It's something residents along the Missouri River likely felt they would never see again.

This Sunday, the river is scheduled to go below flood stage in Nebraska City for the first time in 265 days.

That’s the good news. The bad news is that Nebraska’s respite from floodwaters may be short-lived.

Concern is already rising that the spring of 2020 may bring more high water to places that still haven’t fully recovered.

The rivers are still unusually high, soil in the upper Midwest is still extremely saturated, and forecasters with the National Weather Service are expecting a wetter-than-usual winter.

Those factors have state officials still on high alert.

"The weather forecast is for another cold, wet winter," Governor Pete Ricketts said to News Channel Nebraska in an interview Monday. "We could see some additional flooding along the Missouri River, there. Hopefully, we do not experience the kinds of events we had earlier this year that impacted other river systems, but I do think there's a lot of concern along the Missouri River."

Gov. Ricketts is part of a coalition of governors along with Iowa, Missouri, and Kansas advocating for changes in the way the U.S. Army Corps of Engineers manages the Missouri.

"I think the priority has to be protecting people and property," Ricketts said. "Frankly, that has not been the entire case. This is what we as governors want to work with. This is why we want to have a greater role."

But Ricketts says he knows any changes in how the Corps does business won’t come overnight.

"To get anything done in Washington, D.C. take a lot of time," Ricketts said. "You do have to build support for it. So we have to think long-term about how we're going to change this. It's going to start with something that hasn't happened in the past - the governors of these four states impacted on the Lower Missouri working together to say what we want to have happen."

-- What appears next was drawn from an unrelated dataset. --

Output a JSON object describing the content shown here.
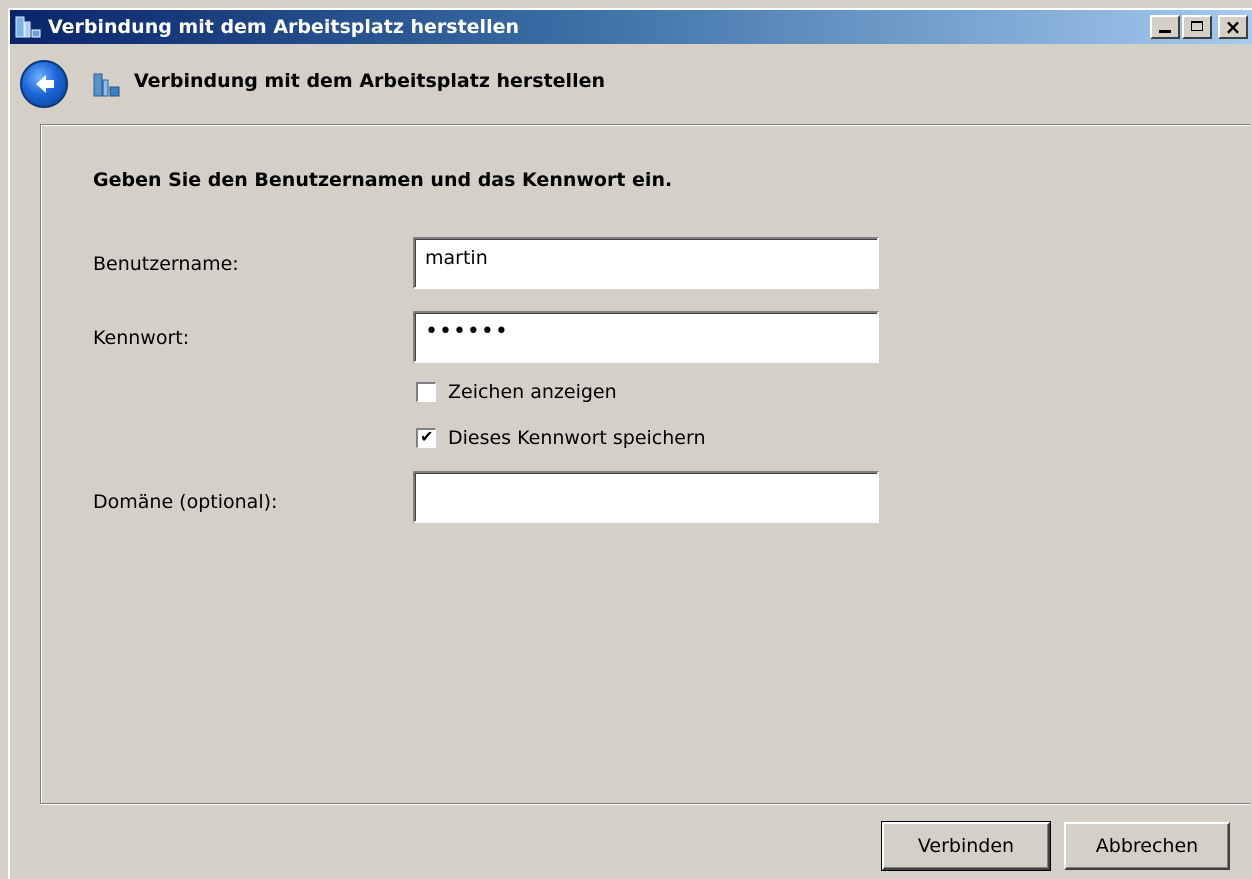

Levees still need to be repaired, releases from Gavins Point Dam are still higher than usual, and winter still has yet to do its worst. But this weekend, for at least a little while, residents along the Missouri River will finally get some relief from high waters.